burgeoning field by creating a device that vibrates a billion times
per second, or at one gigahertz (1 GHz). The accomplishment further
increases the likelihood that tiny mechanical devices working at the
quantum level can someday supplement electronic devices for new

Reporting in the January 30 issue of the journal Nature, California
Institute of Technology professor of physics, applied physics, and
bioengineering Michael Roukes and his colleagues from Caltech and
Case Western Reserve University demonstrate that the tiny mechanism
operates at microwave frequencies. The device is a prototype and not
yet developed to the point that it is ready to be integrated into a
commercial application; nevertheless, it demonstrates the progress
being made in the quest to turn nanotechnology into a reality-that
is, to make useful devices whose dimensions are less than a millionth
of a meter.

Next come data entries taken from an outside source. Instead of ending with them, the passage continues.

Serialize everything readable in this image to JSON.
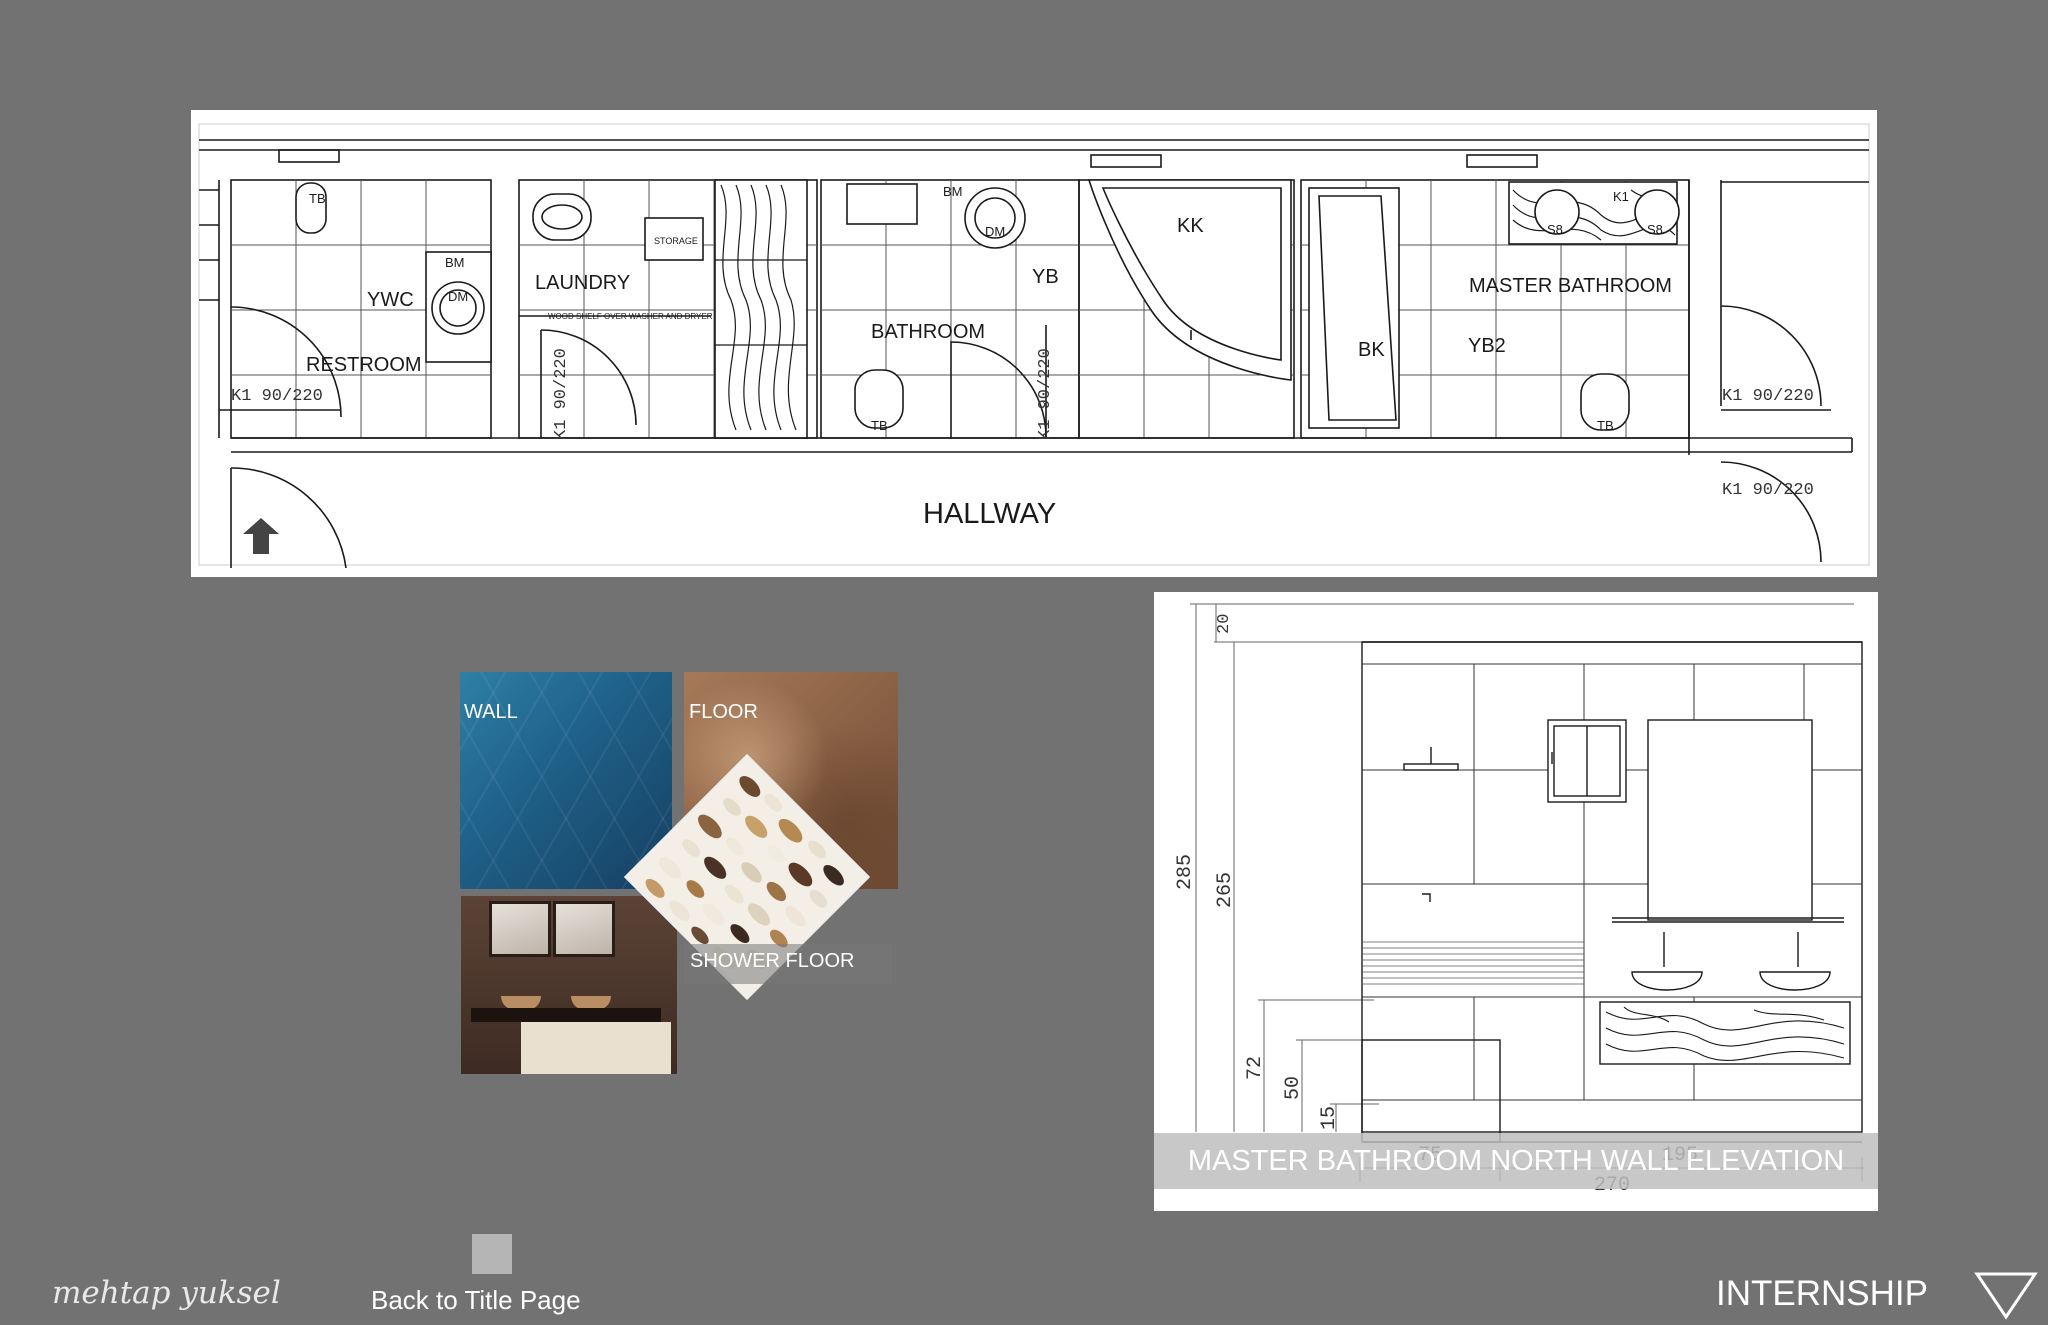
{
  "floor_plan": {
    "rooms": {
      "restroom": "RESTROOM",
      "ywc": "YWC",
      "laundry": "LAUNDRY",
      "storage": "STORAGE",
      "shelf_note": "WOOD SHELF OVER WASHER AND DRYER",
      "bathroom": "BATHROOM",
      "yb": "YB",
      "kk": "KK",
      "master_bathroom": "MASTER BATHROOM",
      "bk": "BK",
      "yb2": "YB2",
      "hallway": "HALLWAY"
    },
    "fixtures": {
      "tb": "TB",
      "bm": "BM",
      "dm": "DM",
      "s8": "S8",
      "k1": "K1"
    },
    "doors": {
      "k1_90_220": "K1 90/220"
    }
  },
  "materials": {
    "wall": "WALL",
    "floor": "FLOOR",
    "shower_floor": "SHOWER FLOOR"
  },
  "elevation": {
    "caption": "MASTER BATHROOM NORTH WALL ELEVATION",
    "dimensions": {
      "d20": "20",
      "d285": "285",
      "d265": "265",
      "d72": "72",
      "d50": "50",
      "d15": "15",
      "d75": "75",
      "d195": "195",
      "d270": "270"
    }
  },
  "footer": {
    "signature": "mehtap yuksel",
    "back_link": "Back to Title Page",
    "section": "INTERNSHIP"
  },
  "colors": {
    "background": "#727272",
    "panel": "#ffffff",
    "ink": "#1a1a1a"
  }
}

This latest effort in the field of NEMS, which is an acronym for
“nanoelectromechanical systems,” is part of a larger, emerging effort
to produce mechanical devices for sensitive force detection and
high-frequency signal processing. According to Roukes, the
technology could also have implications for new and improved
biological imaging and, ultimately, for observing individual
molecules through an improved approach to magnetic resonance
spectroscopy, as well as for a new form of mass spectrometry that may
permit single molecules to be “fingerprinted” by their mass.

“When we think of microelectronics today, we think about moving
charges around on chips,” says Roukes. “We can do this at high rates
of speed, but in this electronic age our mind-set has been somewhat
tyrannized in that we typically think of electronic devices as
involving only the movement of charge.

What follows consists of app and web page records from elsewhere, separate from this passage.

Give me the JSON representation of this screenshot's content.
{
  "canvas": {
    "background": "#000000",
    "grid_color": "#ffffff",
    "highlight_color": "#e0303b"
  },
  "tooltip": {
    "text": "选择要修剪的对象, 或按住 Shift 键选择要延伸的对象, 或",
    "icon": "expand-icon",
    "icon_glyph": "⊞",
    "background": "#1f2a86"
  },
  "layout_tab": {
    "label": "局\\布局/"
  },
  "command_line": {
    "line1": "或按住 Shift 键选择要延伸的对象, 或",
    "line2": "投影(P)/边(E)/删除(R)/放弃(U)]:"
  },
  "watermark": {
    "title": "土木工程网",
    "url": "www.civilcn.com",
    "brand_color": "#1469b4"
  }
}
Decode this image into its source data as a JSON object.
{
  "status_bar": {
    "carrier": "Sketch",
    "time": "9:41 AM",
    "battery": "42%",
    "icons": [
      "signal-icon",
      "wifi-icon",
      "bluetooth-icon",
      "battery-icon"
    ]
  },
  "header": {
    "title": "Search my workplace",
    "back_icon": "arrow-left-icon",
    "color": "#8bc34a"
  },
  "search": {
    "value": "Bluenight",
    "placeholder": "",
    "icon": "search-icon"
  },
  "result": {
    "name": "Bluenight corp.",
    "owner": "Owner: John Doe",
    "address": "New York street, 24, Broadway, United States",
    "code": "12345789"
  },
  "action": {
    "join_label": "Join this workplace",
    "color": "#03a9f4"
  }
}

“But since 1992, we’ve been trying to push mechanical devices to
ever-smaller dimensions, because as you make things smaller, there’s
less inertia in getting them to move. So the time scales for inducing
mechanical response go way down.”

Though a good home computer these days can have a speed of one
gigahertz or more, the quest to construct a mechanical device that
can operate at such speeds has required multiple breakthroughs in
manufacturing technology. In the case of the Roukes group’s new
demonstration, the use of silicon carbide epilayers to control layer
thickness to atomic dimensions and a balanced high-frequency
technique for sensing motion that effectively transfers signals to
macroscale circuitry have been crucial to success. Both advances were
pioneered in the Roukes lab.

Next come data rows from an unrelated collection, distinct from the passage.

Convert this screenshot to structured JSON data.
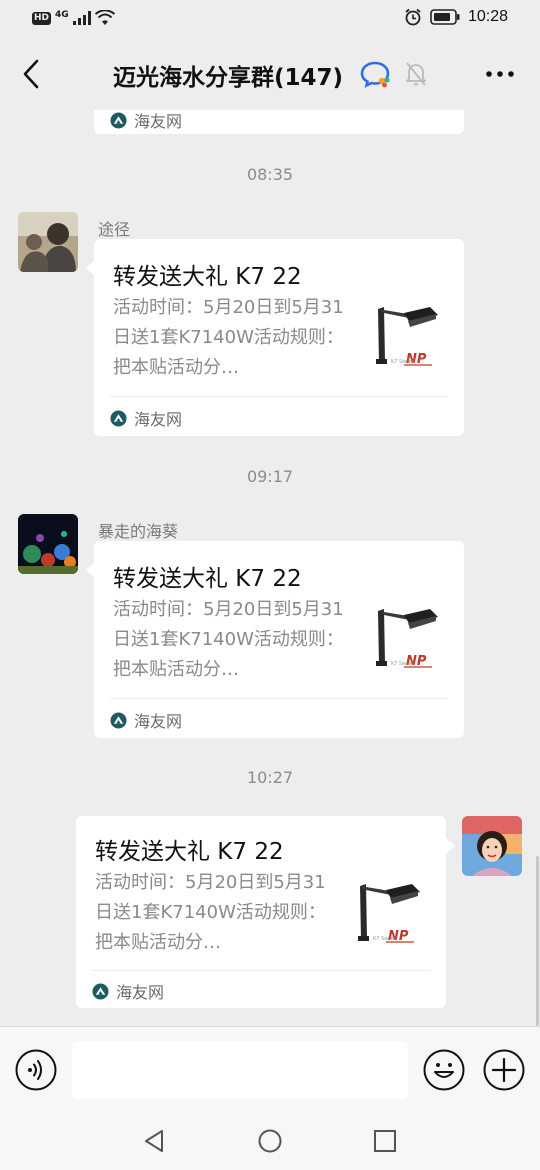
{
  "status_bar": {
    "hd": "HD",
    "network": "4G",
    "time": "10:28"
  },
  "header": {
    "title": "迈光海水分享群(147)",
    "back_icon": "chevron-left-icon",
    "more_icon": "more-horizontal-icon"
  },
  "messages": [
    {
      "type": "card-partial",
      "source": "海友网"
    },
    {
      "type": "time",
      "text": "08:35"
    },
    {
      "type": "card",
      "side": "left",
      "sender": "途径",
      "title": "转发送大礼 K7 22",
      "desc": "活动时间：5月20日到5月31日送1套K7140W活动规则：把本贴活动分…",
      "source": "海友网"
    },
    {
      "type": "time",
      "text": "09:17"
    },
    {
      "type": "card",
      "side": "left",
      "sender": "暴走的海葵",
      "title": "转发送大礼 K7 22",
      "desc": "活动时间：5月20日到5月31日送1套K7140W活动规则：把本贴活动分…",
      "source": "海友网"
    },
    {
      "type": "time",
      "text": "10:27"
    },
    {
      "type": "card",
      "side": "right",
      "title": "转发送大礼 K7 22",
      "desc": "活动时间：5月20日到5月31日送1套K7140W活动规则：把本贴活动分…",
      "source": "海友网"
    }
  ],
  "input_bar": {
    "placeholder": ""
  },
  "colors": {
    "background": "#ededed",
    "bubble": "#ffffff",
    "timestamp": "#8c8c8c"
  }
}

Grown on silicon wafers, the films used in the work are prepared in
such a way that the end-products are two nearly-identical beams 1.1
microns long, 120 nanometers wide and 75 nanometers thick. When
driven by a microwave-frequency electric current while exposed to a
strong magnetic field, the beams mechanically vibrate at slightly
more than one gigahertz.

Future work will include improving the nanodevices to better link
their mechanical function to real-world applications, Roukes says.
The issue of communicating information, or measurements, from the
nanoworld to the everyday world we live in is by no means a trivial
matter. As devices become smaller, it becomes increasingly difficult
to recognize the very small displacements that occur at much shorter

Progress with the nanoelectromechanical system working at microwave
frequencies offer the potential for improving magnetic resonance
imaging to the extent that individual macromolecules could be imaged.
This would be especially important in furthering the understanding of
the relationship between, for example, the structure and function of
proteins. Also, the devices could be used in a novel form of mass
spectrometry, and for sensing individual biomolecules in fluids, and
perhaps for realizing solid-state manifestations of the quantum bit
that could be exploited for future devices such as quantum computers.

The coauthors of the paper are Xue-Ming (Henry) Huang, a graduate
student in physics at Caltech; and Chris Zorman and Mehran
Mehrengany, both engineering professors at Case Western Reserve

SpaceRef staff editor.